NC State ECE


Electrical and Computer Engineering


Teaching ECE from the Living Room

Teaching ECE from the Living Room

By Charles Hall

As news rapidly unfolded with the arrival of novel coronavirus (COVID-19) in the United States—and then its rapid spread to North Carolina—that which for many was just a never-ending series of news articles suddenly became a looming reality. Faculty across the university started weighing their teaching curriculum, and wracking their minds on how they’d translate their classrooms to the cloud, and what the effect would be if that too became a necessary reality for the rest of the semester.

Within days, it did.

Following an extension of students’ spring break, the semester continued with all classes turning themselves into online classes virtually overnight. While NC State, and Engineering specifically are no strangers to online courses (with even most graduate certificate courses in ECE being offered online as well as in-class), there were no shortage of issues at stake: translating objectively tactile coursework to video engagement and tools like the Analog Discovery 2 that all undergraduate students already had; socially distancing group work like Senior Design into teleconferencing and collaborative platforms; and even ensuring that doctoral candidates could still perform their thesis defenses remotely.

Like many organizations and institutions, many of ECE’s previously-face-to-face interactions have shifted to leveraging solutions like Zoom or Google Hangouts video conferencing–what previously were only edge-case tools has now become core parts of teaching curricula.

As teaching has resumed after spring break, I have given several Zoom lectures. Based on student queries, they seem to be working well.

Keith Townsend

Alumni Association Distinguished Undergraduate Professor

 “We all have different ways of teaching,” Aranya Chakrabortty, a professor in the electrical and computer engineering department elaborated. “Zoom has a whiteboard option, but if you want to use the whiteboard, you need a digital pen […] if you really want to hand-write your notes, which is what I always do—in real time in front of the students—then you need a document camera.” As Chakrabortty normally utilizes a document camera provided in a recording studio in the Monteith Research Center, he had to adapt to recording from home.

Cleverly, with the assistance of furniture, a selfie stick, and an iPhone, he’s been able to fabricate his own live document camera solution to continue his teaching style from his living room–and shared his process for others to replicate.

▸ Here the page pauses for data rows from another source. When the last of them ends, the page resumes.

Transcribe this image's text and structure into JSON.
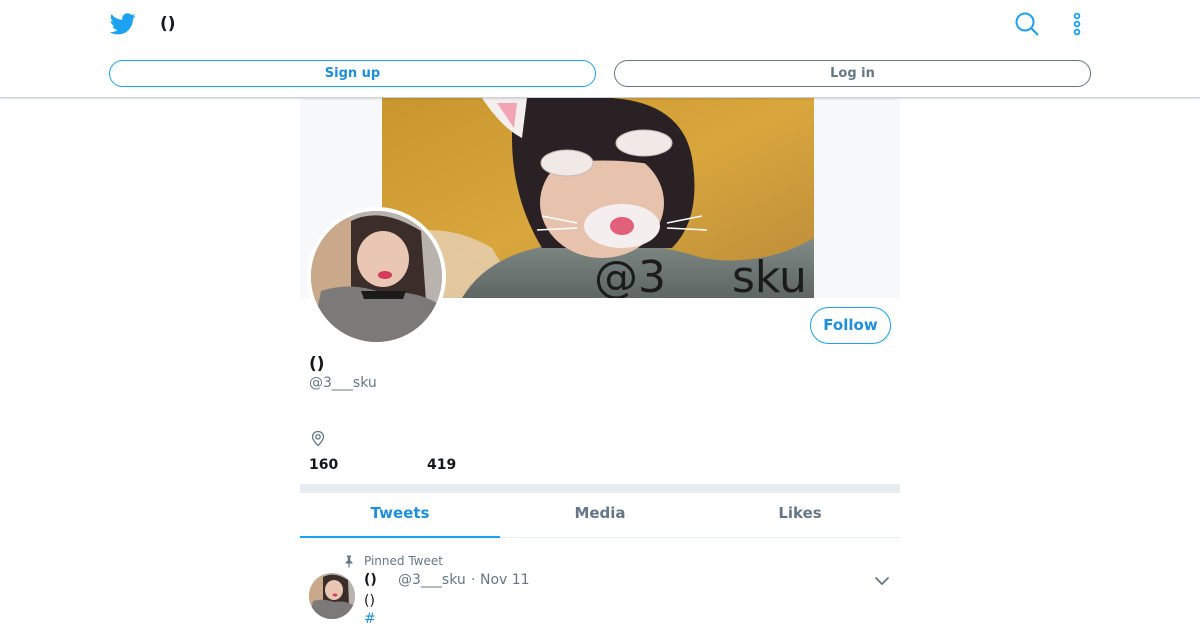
{
  "header": {
    "title": "()",
    "signup_label": "Sign up",
    "login_label": "Log in",
    "logo_icon": "twitter-bird-icon",
    "search_icon": "search-icon",
    "more_icon": "more-vertical-icon"
  },
  "profile": {
    "banner_overlay_text": "@3___sku",
    "name": "()",
    "handle": "@3___sku",
    "follow_label": "Follow",
    "location_icon": "location-pin-icon",
    "following_count": "160",
    "followers_count": "419"
  },
  "tabs": [
    {
      "label": "Tweets",
      "active": true
    },
    {
      "label": "Media",
      "active": false
    },
    {
      "label": "Likes",
      "active": false
    }
  ],
  "tweet": {
    "pinned_label": "Pinned Tweet",
    "name": "()",
    "handle": "@3___sku",
    "separator": "·",
    "date": "Nov 11",
    "text": "()",
    "hashtag": "#"
  },
  "colors": {
    "accent": "#1da1f2",
    "secondary_text": "#657786",
    "divider": "#e6ecf0"
  }
}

I am fortunate to have a laptop that can be folded into a pad and written on with a stylus. This has allowed me to write equations on a shared, electronic whiteboard instead of needing a document camera.

Greg Bottomley

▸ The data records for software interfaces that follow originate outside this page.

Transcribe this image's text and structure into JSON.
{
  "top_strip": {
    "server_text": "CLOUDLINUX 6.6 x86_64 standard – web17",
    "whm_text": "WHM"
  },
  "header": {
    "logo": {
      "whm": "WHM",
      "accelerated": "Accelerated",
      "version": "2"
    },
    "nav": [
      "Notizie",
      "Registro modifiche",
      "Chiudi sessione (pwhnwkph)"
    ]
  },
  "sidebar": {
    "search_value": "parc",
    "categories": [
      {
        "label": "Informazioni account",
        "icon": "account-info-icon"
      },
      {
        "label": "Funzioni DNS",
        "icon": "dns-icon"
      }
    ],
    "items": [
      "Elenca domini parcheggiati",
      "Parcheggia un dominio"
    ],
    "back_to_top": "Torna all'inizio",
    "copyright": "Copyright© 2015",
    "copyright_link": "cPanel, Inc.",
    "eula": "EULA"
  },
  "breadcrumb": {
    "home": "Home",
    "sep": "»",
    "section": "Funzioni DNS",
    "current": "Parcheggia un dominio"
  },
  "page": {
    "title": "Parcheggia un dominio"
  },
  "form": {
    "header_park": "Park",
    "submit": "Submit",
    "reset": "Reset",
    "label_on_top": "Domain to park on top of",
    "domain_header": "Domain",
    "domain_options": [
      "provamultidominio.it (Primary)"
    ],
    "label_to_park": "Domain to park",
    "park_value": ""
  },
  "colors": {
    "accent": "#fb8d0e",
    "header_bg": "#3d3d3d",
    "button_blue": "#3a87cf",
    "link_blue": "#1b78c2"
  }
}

Teaching Professor

Ashley Robbins’ Senior Design team had been working with a non-profit in Uganda to design a security system for community lighting in rural parts of the country, and had just spent Spring Break in the country testing their system. “It is a little disappointing that we are not able to complete all of the functionality we had hoped for but we are all trying to work our hardest while remote to leave the project off in a good place for the non-profit we are working with.”

In addition to affecting teaching and research activities, many students are at the critical stage seeking advising as they map out their course choices to ensure they’re on path to graduate successfully–much of which traditionally involved face-to-face meetings and printed degree audits, adding more challenges to the mix.

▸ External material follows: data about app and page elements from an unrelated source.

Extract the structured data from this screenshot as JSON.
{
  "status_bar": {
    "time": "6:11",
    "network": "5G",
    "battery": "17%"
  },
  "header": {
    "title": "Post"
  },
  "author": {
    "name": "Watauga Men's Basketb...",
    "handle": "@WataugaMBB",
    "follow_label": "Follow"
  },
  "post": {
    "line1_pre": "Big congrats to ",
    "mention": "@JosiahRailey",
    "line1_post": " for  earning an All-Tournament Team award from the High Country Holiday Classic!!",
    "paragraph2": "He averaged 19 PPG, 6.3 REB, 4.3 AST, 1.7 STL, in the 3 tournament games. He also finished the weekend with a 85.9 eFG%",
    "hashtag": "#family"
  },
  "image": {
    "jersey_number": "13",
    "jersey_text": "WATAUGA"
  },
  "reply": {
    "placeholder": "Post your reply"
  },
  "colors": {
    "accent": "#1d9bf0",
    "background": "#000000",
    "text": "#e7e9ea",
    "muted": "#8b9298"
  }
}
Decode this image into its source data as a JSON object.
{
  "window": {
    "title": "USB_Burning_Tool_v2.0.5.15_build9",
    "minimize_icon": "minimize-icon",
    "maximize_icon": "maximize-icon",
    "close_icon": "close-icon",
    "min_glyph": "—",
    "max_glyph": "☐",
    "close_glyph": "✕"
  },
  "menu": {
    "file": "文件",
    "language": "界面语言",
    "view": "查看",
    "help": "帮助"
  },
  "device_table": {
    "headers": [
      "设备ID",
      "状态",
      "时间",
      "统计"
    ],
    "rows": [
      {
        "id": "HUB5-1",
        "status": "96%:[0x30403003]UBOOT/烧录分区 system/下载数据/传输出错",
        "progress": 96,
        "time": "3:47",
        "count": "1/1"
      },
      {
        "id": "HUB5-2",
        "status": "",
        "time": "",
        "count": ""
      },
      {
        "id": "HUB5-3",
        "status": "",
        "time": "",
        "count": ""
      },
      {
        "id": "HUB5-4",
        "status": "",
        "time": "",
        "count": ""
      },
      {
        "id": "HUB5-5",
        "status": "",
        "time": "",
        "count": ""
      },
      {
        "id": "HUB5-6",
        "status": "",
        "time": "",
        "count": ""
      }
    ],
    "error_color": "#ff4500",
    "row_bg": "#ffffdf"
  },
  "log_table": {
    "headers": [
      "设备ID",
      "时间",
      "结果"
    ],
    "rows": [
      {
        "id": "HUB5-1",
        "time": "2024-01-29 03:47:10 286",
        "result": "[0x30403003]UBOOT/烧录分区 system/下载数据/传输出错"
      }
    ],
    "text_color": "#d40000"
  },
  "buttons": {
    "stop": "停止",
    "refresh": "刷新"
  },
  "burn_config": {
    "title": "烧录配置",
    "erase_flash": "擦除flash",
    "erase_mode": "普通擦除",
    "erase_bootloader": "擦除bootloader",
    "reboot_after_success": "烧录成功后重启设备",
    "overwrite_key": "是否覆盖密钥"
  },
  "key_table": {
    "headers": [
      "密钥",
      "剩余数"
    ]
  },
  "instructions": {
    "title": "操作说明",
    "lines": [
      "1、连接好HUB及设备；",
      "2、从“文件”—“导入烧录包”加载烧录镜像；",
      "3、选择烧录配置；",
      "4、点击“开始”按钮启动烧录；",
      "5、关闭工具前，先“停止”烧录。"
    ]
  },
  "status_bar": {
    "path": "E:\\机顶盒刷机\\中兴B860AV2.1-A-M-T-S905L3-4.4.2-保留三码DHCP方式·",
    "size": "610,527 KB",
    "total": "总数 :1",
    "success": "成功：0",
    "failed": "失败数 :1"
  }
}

Moving into online classes has been a bit daunting but I think that my professors have tried to alter the requirements as much as possible and have made themselves available for online office hours which has helped smooth the transition. Senior Design has been a bit difficult to transition to online delivery since this class is based on meeting together and working hands-on to create a product.

Ashley Robbins

B.S. EE 2020

“Despite this sudden transition, I believe that the faculty are doing a great job of taking this challenge head-on and adapting their coursework as efficiently as possible,”  Jacob Smith, also graduating senior in electrical engineering with a REES concentration. “All of my professors have gone above and beyond to make this transition as easy as possible for the students, whether that’s extra office hours, quick email replies, or more detailed assignment reminders. Although this transition hasn’t been easy, especially for more hands-on courses like Senior Design, the dedication of the faculty has helped tremendously to alleviate the stress of this situation.”

Through all the challenges and rapidly changing situations, the last few weeks have been marked with creativity, perseverance, and unending experimentation as the core mission of everyone involved has never wavered. While the situation is far from ideal, the lessons learned, ideas marked with success, and experimentation with remote learning and working practices set the stage for a more available and adaptable learning experience for engineering students.